Friday, October 26, 2012

Two of my Stories reprinted in Necessary Fiction

I am very pleased that two of my stories, Abandoned Rooms and Stretch, Open Up, Stretch have been chosen to be reprinted by Stefanie Freele, the October writer in residence at Necessary Fiction. Here is the link.

In introducing Stefanie to Necessary Fiction, editor Steve Himmer suggests that we ‘enjoy the ride this month to whatever compressed universes Stefanie’s going to guide us to’. Stefanie’s perspectives on her theme for the month which is the Earth and the environment, or as she sums it up, ‘Thinking about the planet, the weather, the earth, our stories’, may be found in her article October without a Chill in the Air.

Abandoned Rooms first appeared in Emprise Review and Stretch, Open Up, Stretch has recently been published in Pachinko Magazine.

Tuesday, October 23, 2012

Pangea Readings
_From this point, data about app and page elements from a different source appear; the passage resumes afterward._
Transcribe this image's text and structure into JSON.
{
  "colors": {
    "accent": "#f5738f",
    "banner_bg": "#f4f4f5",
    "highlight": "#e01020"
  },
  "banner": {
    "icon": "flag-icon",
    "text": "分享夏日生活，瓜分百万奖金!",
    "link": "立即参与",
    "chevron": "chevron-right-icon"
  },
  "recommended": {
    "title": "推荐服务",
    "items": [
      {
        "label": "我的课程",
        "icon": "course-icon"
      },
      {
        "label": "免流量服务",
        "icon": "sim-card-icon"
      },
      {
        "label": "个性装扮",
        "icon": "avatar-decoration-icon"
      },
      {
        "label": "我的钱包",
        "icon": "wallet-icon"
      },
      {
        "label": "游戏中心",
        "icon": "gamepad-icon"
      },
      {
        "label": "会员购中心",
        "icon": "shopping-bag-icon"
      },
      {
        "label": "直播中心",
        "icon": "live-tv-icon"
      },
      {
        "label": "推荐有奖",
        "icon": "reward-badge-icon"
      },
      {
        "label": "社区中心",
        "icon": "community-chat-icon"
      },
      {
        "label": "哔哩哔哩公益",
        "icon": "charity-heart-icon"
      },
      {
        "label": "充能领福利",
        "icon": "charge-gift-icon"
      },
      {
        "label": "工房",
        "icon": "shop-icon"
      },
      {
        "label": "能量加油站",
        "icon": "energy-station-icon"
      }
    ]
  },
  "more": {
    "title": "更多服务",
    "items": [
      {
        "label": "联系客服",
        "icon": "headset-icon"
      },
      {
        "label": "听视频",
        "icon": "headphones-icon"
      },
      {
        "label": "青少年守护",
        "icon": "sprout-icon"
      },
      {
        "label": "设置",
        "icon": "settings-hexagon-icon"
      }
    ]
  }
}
At the Thunderbolt, Bristol, July 4, 2012:

At the Blackwell's Bristol launch, July 26, 2012:

At unputdownable, the Bristol Literature Festival, October 20, 2012:

Monday, October 15, 2012

'Stretch, Open Up, Stretch' in Pachinko Magazine

Stretch, Open Up, Stretch appears in the inaugural issue of Pachinko Magazine. This is a story I wrote some years ago and recently edited again before submitting. I am pleased it is published, since in some ways it marked a transition to a more deliberate and crafted style of writing.

The story is accompanied by an amazing illustration by Caitlin Allen.

“Twist, twist further. Back straight. Do you feel the deep stretch in your hip?” Kamini could feel it, releasing, opening, stretching.

Friday, October 5, 2012

Out of Print 9

Out of Print 9 features a single work by U R Ananthamurthy. The Hunt, The Bangle and The Chameleon, has not been published in translated form before.

The cover is an image from a collaborative community project by N S Harsha.

Chandrahas Choudhury in his review of the recently translated Bharathipura (translation, Sushila Punitha, Oxford University Press, 2011) comments that ‘Mr Ananthamurthy … takes as his great theme Hinduism's relationship to modernity.’ Professor Anathamurthy’s work, Tim Parks says ‘has the all difficulty and rewards of the genuinely exotic, … [in comparison to] the far more familiar Indians writing in English ... who have used their energy and imagination to present a version of India to the West where exoticism is at once emphasized and made easy.

One of Professor Ananthamurthy’s most acclaimed novels is Samskara: A Rite for a Dead Man (translation A K Ramanujan, Oxford University Press, 1976) later made into an award winning film by Pattabhi Rama Reddy. In India: A Wounded Civilisation (Andre Deutsch 1977, Penguin, 1979), V S Naipaul sees the novel that in his view captures ‘the Indian idea of the self’, as ‘a form of social inquiry’ which highlights the decay of Indian civilisation. Refuting this as too limited an interpretation, R K Gupta in his article, The ‘Fortunate Fall’ in U R Anantha Murthy’s Samskara (International Fiction Review, 7 (1), 1980, pp. 20-28) suggests that the ‘moral and spiritual growth’ of the protagonist, the Brahmin Praneshacharya ‘through what might be called his "fortunate fall" defines the theme and controls the form’ of the novel. The critical event of the acharya’s ‘felix culpa’ is his encounter with Chandri, a woman of low caste that leaves him recognising that ‘he has lost his virtue. At the same time ... he has ... [a] sense of having attained ... not only physical and emotional fulfillment but also an increased moral awareness as well as a broadening and refining of his human perceptions.’ 

We offer that The Hunt, The Bangle and TheChameleon explores both the social themes of transition and modernity that occupy Professor Ananthamurthy, as well as the transformation of the individual, although here, the defining change in the protagonist, Krishnaswamy comes not from an encounter with sin, but rather with innocence.